(Extracted records)
________________

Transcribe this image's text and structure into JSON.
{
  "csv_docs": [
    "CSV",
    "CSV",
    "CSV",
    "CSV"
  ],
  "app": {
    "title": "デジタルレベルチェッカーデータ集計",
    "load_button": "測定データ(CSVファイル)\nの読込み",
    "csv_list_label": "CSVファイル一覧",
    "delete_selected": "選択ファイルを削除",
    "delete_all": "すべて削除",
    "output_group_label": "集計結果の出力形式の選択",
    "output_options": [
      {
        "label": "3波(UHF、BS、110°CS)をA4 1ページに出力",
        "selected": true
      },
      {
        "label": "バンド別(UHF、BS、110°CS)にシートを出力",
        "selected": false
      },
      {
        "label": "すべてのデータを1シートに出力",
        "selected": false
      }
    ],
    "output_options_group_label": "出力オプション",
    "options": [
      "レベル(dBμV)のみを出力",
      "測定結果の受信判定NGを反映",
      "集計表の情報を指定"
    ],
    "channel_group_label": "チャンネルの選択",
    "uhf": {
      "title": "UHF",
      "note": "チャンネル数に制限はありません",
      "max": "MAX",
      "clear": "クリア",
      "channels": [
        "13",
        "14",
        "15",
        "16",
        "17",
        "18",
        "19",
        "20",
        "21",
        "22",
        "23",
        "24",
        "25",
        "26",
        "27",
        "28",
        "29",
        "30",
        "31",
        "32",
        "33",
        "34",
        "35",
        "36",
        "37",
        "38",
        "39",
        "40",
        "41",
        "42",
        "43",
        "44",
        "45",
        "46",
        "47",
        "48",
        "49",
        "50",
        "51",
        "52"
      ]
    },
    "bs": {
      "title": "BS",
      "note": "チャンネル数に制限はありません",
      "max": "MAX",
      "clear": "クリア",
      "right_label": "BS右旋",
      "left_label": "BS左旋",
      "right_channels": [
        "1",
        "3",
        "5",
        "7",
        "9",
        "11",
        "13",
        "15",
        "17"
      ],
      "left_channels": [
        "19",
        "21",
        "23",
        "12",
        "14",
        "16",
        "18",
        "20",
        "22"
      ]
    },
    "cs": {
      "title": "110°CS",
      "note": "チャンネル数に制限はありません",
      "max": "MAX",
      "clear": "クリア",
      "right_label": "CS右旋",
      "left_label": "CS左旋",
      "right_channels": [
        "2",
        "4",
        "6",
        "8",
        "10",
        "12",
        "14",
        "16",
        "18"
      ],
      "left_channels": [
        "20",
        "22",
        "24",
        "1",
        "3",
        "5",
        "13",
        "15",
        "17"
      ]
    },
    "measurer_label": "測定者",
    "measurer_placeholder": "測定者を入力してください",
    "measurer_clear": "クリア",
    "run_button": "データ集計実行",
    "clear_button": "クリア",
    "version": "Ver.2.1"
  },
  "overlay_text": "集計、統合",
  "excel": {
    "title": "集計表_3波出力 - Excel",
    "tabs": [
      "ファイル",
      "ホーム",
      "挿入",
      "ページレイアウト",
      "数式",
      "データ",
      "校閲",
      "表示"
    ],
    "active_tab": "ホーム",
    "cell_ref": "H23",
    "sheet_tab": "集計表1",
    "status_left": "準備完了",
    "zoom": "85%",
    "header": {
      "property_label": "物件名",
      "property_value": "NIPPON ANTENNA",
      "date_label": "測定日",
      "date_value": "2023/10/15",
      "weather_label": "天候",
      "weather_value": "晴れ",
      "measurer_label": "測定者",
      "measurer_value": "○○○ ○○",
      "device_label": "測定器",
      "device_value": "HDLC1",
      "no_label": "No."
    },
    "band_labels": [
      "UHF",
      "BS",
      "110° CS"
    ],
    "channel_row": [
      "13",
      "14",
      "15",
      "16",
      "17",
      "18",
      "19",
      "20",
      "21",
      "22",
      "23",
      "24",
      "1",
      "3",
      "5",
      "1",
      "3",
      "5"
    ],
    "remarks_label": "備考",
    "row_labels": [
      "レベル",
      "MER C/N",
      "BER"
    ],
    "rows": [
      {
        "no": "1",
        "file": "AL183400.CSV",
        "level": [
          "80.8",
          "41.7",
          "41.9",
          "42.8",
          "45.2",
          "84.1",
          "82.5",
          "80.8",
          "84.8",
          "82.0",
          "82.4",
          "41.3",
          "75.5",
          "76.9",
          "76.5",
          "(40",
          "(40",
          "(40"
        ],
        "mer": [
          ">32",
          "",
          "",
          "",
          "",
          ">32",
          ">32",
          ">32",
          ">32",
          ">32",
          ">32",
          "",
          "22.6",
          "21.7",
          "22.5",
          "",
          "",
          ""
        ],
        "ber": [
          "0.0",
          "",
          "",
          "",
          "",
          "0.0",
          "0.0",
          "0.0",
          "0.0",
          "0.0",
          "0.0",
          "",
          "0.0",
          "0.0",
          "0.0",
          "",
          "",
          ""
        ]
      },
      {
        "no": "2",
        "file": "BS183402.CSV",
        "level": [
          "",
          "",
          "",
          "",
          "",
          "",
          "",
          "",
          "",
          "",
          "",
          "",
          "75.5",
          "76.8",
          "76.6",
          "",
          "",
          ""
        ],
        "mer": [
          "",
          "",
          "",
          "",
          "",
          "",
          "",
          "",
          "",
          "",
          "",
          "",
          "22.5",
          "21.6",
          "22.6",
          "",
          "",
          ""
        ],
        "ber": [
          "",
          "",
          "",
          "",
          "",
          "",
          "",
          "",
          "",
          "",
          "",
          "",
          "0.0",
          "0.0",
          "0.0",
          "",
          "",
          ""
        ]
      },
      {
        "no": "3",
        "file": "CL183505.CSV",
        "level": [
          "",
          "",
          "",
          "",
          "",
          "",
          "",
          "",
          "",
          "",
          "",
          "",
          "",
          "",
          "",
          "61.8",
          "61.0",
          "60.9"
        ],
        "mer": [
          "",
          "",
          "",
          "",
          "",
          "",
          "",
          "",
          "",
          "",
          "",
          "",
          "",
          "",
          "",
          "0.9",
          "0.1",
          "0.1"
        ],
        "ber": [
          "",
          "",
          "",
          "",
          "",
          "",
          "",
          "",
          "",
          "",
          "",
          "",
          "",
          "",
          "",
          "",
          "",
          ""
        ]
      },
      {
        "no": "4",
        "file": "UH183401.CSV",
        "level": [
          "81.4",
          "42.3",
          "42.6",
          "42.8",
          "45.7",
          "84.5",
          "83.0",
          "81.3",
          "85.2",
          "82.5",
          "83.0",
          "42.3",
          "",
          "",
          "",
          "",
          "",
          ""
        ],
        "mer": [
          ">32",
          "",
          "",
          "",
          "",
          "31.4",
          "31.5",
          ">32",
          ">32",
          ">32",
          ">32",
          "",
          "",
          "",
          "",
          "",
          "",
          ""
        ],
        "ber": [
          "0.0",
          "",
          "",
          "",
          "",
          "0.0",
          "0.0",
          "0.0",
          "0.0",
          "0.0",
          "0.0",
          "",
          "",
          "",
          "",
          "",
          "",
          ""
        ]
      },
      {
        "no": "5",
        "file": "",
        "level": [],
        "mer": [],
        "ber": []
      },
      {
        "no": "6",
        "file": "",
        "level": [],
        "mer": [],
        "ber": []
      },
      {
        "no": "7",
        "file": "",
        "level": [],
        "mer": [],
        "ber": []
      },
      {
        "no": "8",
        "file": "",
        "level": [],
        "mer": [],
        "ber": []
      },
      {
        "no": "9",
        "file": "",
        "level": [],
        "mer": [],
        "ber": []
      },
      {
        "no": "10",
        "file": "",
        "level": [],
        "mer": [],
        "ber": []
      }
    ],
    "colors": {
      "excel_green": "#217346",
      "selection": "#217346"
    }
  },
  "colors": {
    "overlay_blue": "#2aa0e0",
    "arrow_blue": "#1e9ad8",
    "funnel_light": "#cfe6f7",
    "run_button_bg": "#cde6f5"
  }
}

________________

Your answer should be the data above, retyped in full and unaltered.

Transcribe this image's text and structure into JSON.
{
  "csv_docs": [
    "CSV",
    "CSV",
    "CSV",
    "CSV"
  ],
  "app": {
    "title": "デジタルレベルチェッカーデータ集計",
    "load_button": "測定データ(CSVファイル)\nの読込み",
    "csv_list_label": "CSVファイル一覧",
    "delete_selected": "選択ファイルを削除",
    "delete_all": "すべて削除",
    "output_group_label": "集計結果の出力形式の選択",
    "output_options": [
      {
        "label": "3波(UHF、BS、110°CS)をA4 1ページに出力",
        "selected": true
      },
      {
        "label": "バンド別(UHF、BS、110°CS)にシートを出力",
        "selected": false
      },
      {
        "label": "すべてのデータを1シートに出力",
        "selected": false
      }
    ],
    "output_options_group_label": "出力オプション",
    "options": [
      "レベル(dBμV)のみを出力",
      "測定結果の受信判定NGを反映",
      "集計表の情報を指定"
    ],
    "channel_group_label": "チャンネルの選択",
    "uhf": {
      "title": "UHF",
      "note": "チャンネル数に制限はありません",
      "max": "MAX",
      "clear": "クリア",
      "channels": [
        "13",
        "14",
        "15",
        "16",
        "17",
        "18",
        "19",
        "20",
        "21",
        "22",
        "23",
        "24",
        "25",
        "26",
        "27",
        "28",
        "29",
        "30",
        "31",
        "32",
        "33",
        "34",
        "35",
        "36",
        "37",
        "38",
        "39",
        "40",
        "41",
        "42",
        "43",
        "44",
        "45",
        "46",
        "47",
        "48",
        "49",
        "50",
        "51",
        "52"
      ]
    },
    "bs": {
      "title": "BS",
      "note": "チャンネル数に制限はありません",
      "max": "MAX",
      "clear": "クリア",
      "right_label": "BS右旋",
      "left_label": "BS左旋",
      "right_channels": [
        "1",
        "3",
        "5",
        "7",
        "9",
        "11",
        "13",
        "15",
        "17"
      ],
      "left_channels": [
        "19",
        "21",
        "23",
        "12",
        "14",
        "16",
        "18",
        "20",
        "22"
      ]
    },
    "cs": {
      "title": "110°CS",
      "note": "チャンネル数に制限はありません",
      "max": "MAX",
      "clear": "クリア",
      "right_label": "CS右旋",
      "left_label": "CS左旋",
      "right_channels": [
        "2",
        "4",
        "6",
        "8",
        "10",
        "12",
        "14",
        "16",
        "18"
      ],
      "left_channels": [
        "20",
        "22",
        "24",
        "1",
        "3",
        "5",
        "13",
        "15",
        "17"
      ]
    },
    "measurer_label": "測定者",
    "measurer_placeholder": "測定者を入力してください",
    "measurer_clear": "クリア",
    "run_button": "データ集計実行",
    "clear_button": "クリア",
    "version": "Ver.2.1"
  },
  "overlay_text": "集計、統合",
  "excel": {
    "title": "集計表_3波出力 - Excel",
    "tabs": [
      "ファイル",
      "ホーム",
      "挿入",
      "ページレイアウト",
      "数式",
      "データ",
      "校閲",
      "表示"
    ],
    "active_tab": "ホーム",
    "cell_ref": "H23",
    "sheet_tab": "集計表1",
    "status_left": "準備完了",
    "zoom": "85%",
    "header": {
      "property_label": "物件名",
      "property_value": "NIPPON ANTENNA",
      "date_label": "測定日",
      "date_value": "2023/10/15",
      "weather_label": "天候",
      "weather_value": "晴れ",
      "measurer_label": "測定者",
      "measurer_value": "○○○ ○○",
      "device_label": "測定器",
      "device_value": "HDLC1",
      "no_label": "No."
    },
    "band_labels": [
      "UHF",
      "BS",
      "110° CS"
    ],
    "channel_row": [
      "13",
      "14",
      "15",
      "16",
      "17",
      "18",
      "19",
      "20",
      "21",
      "22",
      "23",
      "24",
      "1",
      "3",
      "5",
      "1",
      "3",
      "5"
    ],
    "remarks_label": "備考",
    "row_labels": [
      "レベル",
      "MER C/N",
      "BER"
    ],
    "rows": [
      {
        "no": "1",
        "file": "AL183400.CSV",
        "level": [
          "80.8",
          "41.7",
          "41.9",
          "42.8",
          "45.2",
          "84.1",
          "82.5",
          "80.8",
          "84.8",
          "82.0",
          "82.4",
          "41.3",
          "75.5",
          "76.9",
          "76.5",
          "(40",
          "(40",
          "(40"
        ],
        "mer": [
          ">32",
          "",
          "",
          "",
          "",
          ">32",
          ">32",
          ">32",
          ">32",
          ">32",
          ">32",
          "",
          "22.6",
          "21.7",
          "22.5",
          "",
          "",
          ""
        ],
        "ber": [
          "0.0",
          "",
          "",
          "",
          "",
          "0.0",
          "0.0",
          "0.0",
          "0.0",
          "0.0",
          "0.0",
          "",
          "0.0",
          "0.0",
          "0.0",
          "",
          "",
          ""
        ]
      },
      {
        "no": "2",
        "file": "BS183402.CSV",
        "level": [
          "",
          "",
          "",
          "",
          "",
          "",
          "",
          "",
          "",
          "",
          "",
          "",
          "75.5",
          "76.8",
          "76.6",
          "",
          "",
          ""
        ],
        "mer": [
          "",
          "",
          "",
          "",
          "",
          "",
          "",
          "",
          "",
          "",
          "",
          "",
          "22.5",
          "21.6",
          "22.6",
          "",
          "",
          ""
        ],
        "ber": [
          "",
          "",
          "",
          "",
          "",
          "",
          "",
          "",
          "",
          "",
          "",
          "",
          "0.0",
          "0.0",
          "0.0",
          "",
          "",
          ""
        ]
      },
      {
        "no": "3",
        "file": "CL183505.CSV",
        "level": [
          "",
          "",
          "",
          "",
          "",
          "",
          "",
          "",
          "",
          "",
          "",
          "",
          "",
          "",
          "",
          "61.8",
          "61.0",
          "60.9"
        ],
        "mer": [
          "",
          "",
          "",
          "",
          "",
          "",
          "",
          "",
          "",
          "",
          "",
          "",
          "",
          "",
          "",
          "0.9",
          "0.1",
          "0.1"
        ],
        "ber": [
          "",
          "",
          "",
          "",
          "",
          "",
          "",
          "",
          "",
          "",
          "",
          "",
          "",
          "",
          "",
          "",
          "",
          ""
        ]
      },
      {
        "no": "4",
        "file": "UH183401.CSV",
        "level": [
          "81.4",
          "42.3",
          "42.6",
          "42.8",
          "45.7",
          "84.5",
          "83.0",
          "81.3",
          "85.2",
          "82.5",
          "83.0",
          "42.3",
          "",
          "",
          "",
          "",
          "",
          ""
        ],
        "mer": [
          ">32",
          "",
          "",
          "",
          "",
          "31.4",
          "31.5",
          ">32",
          ">32",
          ">32",
          ">32",
          "",
          "",
          "",
          "",
          "",
          "",
          ""
        ],
        "ber": [
          "0.0",
          "",
          "",
          "",
          "",
          "0.0",
          "0.0",
          "0.0",
          "0.0",
          "0.0",
          "0.0",
          "",
          "",
          "",
          "",
          "",
          "",
          ""
        ]
      },
      {
        "no": "5",
        "file": "",
        "level": [],
        "mer": [],
        "ber": []
      },
      {
        "no": "6",
        "file": "",
        "level": [],
        "mer": [],
        "ber": []
      },
      {
        "no": "7",
        "file": "",
        "level": [],
        "mer": [],
        "ber": []
      },
      {
        "no": "8",
        "file": "",
        "level": [],
        "mer": [],
        "ber": []
      },
      {
        "no": "9",
        "file": "",
        "level": [],
        "mer": [],
        "ber": []
      },
      {
        "no": "10",
        "file": "",
        "level": [],
        "mer": [],
        "ber": []
      }
    ],
    "colors": {
      "excel_green": "#217346",
      "selection": "#217346"
    }
  },
  "colors": {
    "overlay_blue": "#2aa0e0",
    "arrow_blue": "#1e9ad8",
    "funnel_light": "#cfe6f7",
    "run_button_bg": "#cde6f5"
  }
}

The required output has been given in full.